Founded as St. John’s College in 1841 by New York Archbishop John Hughes, the university began as a vehicle to educate young men and deliver Catholics to the upper class. Continue reading
Bells ringing from a forest of steeples, horseshoes striking cobblestones, boat whistles in the harbor, Yiddische mamas scolding children from tenement windows. These are instantly recognizable noises that evoke a historical time and place, adding up to what today’s historians sometimes call a “soundscape.”
In today’s cities when the most characteristic sound may be the giant crash of falling brick walls as old buildings are demolished, soundscapes are a precious way of experiencing history outdoors. This heritage is particularly relevant in urban settings where so many layers of the city have gone missing. Continue reading
No one knows when African Americans first settled at Baxtertown, but in 1848 the Zion Pilgrim Methodist Episcopal Church was built. The church burned and its roof collapsed in 1930; all that remains visible is a grove of trees on the property of Ron Greene.
Greene, a retired social worker, began researching the history of his land in 2010. “I’ve been hearing about a church here for years.” he said. What he discovered inspired him to lead the effort to get the site recognized as historically important. Continue reading
Gravestones represent some of the most valuable evidence available to archaeologists currently working on the St. George’s/St. Mark’s Church site in Mount Kisco, New York. Once occupied by two Episcopal churches – St. George’s (1761–1819) and St. Mark’s (1850–1916) – the site is also the final resting place of over 400 people, all buried between the 1760s and 1940. The area where the churches once stood was excavated this fall. The artifacts and information they uncovered is now undergoing analysis, and the excavation is planned to resume in the spring.
As co-directors of the excavation, Laurie Kimsal and I have discovered just how essential gravestones are to our understanding of the site. To begin with, gravestones offer clues to the location and orientation of the 18th-century St. George’s Church. Secondly, the gravestones provide insights into the values and beliefs of the people who erected them, as well as the social, religious, and economic worlds of the 18th and 19th centuries. Continue reading
A new exhibit, presented by the Mount Kisco Historical Society and the Lower Hudson Chapter of the New York Archaeological Association (NYSAA) has opened at the Mount Kisco Town Hall, 104 Main Street, Mount Kisco, New York (Monday to Friday, 8:30 am to 4:30 pm).

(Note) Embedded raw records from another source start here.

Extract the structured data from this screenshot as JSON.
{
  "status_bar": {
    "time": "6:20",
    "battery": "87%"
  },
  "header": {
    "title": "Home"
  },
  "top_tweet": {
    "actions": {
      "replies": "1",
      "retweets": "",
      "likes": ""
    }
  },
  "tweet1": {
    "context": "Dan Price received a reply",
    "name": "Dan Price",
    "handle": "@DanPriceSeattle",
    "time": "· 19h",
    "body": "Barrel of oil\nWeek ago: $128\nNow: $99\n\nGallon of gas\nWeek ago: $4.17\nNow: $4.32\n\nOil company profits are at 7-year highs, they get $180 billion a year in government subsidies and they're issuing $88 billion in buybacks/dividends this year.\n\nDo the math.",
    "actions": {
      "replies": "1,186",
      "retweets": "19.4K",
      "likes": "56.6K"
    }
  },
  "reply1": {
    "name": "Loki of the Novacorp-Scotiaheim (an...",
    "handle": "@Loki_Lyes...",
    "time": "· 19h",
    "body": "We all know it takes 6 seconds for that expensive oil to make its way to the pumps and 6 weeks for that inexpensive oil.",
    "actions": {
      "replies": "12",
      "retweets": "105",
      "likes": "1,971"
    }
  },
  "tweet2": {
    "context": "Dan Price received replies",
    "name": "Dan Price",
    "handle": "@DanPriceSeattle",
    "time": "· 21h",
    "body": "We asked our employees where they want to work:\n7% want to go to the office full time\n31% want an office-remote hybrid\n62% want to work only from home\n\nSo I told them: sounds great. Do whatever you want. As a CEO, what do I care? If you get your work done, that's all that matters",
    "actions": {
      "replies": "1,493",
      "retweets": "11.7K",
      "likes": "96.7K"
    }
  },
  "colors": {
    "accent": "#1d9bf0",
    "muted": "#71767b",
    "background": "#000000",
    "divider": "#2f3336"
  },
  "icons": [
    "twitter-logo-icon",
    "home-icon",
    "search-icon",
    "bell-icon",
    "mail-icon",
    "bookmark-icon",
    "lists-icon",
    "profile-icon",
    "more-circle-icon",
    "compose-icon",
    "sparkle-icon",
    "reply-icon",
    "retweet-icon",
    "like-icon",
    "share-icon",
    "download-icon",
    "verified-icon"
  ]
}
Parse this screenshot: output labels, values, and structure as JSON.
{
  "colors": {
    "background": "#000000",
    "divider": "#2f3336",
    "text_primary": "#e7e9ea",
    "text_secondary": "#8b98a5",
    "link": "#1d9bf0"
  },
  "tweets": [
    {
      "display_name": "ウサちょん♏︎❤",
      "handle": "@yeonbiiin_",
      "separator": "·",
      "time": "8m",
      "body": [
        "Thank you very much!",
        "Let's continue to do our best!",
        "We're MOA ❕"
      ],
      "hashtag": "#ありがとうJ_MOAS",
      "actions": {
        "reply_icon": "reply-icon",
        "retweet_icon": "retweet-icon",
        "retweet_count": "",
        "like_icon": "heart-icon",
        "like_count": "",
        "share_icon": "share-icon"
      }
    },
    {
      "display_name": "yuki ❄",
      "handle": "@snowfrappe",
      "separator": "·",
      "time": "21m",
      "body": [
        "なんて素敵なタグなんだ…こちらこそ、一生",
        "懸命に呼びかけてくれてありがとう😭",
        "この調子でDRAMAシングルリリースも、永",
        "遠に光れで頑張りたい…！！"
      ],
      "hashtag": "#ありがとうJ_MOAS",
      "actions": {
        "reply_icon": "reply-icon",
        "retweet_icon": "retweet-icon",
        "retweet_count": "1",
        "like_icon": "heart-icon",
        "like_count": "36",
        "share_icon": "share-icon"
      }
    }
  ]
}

The exhibit features dozens of artifacts unearthed from an archaeological excavation
undertaken this fall at the St. George’s/St. Mark’s Cemetery, the oldest historic site in Mount Kisco, a suburban town thirty miles north of Manhattan in Westchester County. Continue reading
Tectonic forces and global cooling and warming set the stage for the dawn of New York State history. The stage was not a barren one and long before King Kong climbed the Empire State Building that scrapped the sky, giants walked the ground that would become the Empire State. These giants would be called “mastodons” and they became important in religion and nationalism in ways that before their discovery no one could have imagined.
The story of mastodons and New York begins in 1705 in Claverack, Columbia County. A Dutch tenant farmer picked up a five-pound tooth that had rolled down a hill and landed at his feet. Being a sensible sort of person, he naturally traded the tooth to a politician for a glass of rum. The tooth thereupon made its way up the political food chain until it arrived in London. Continue reading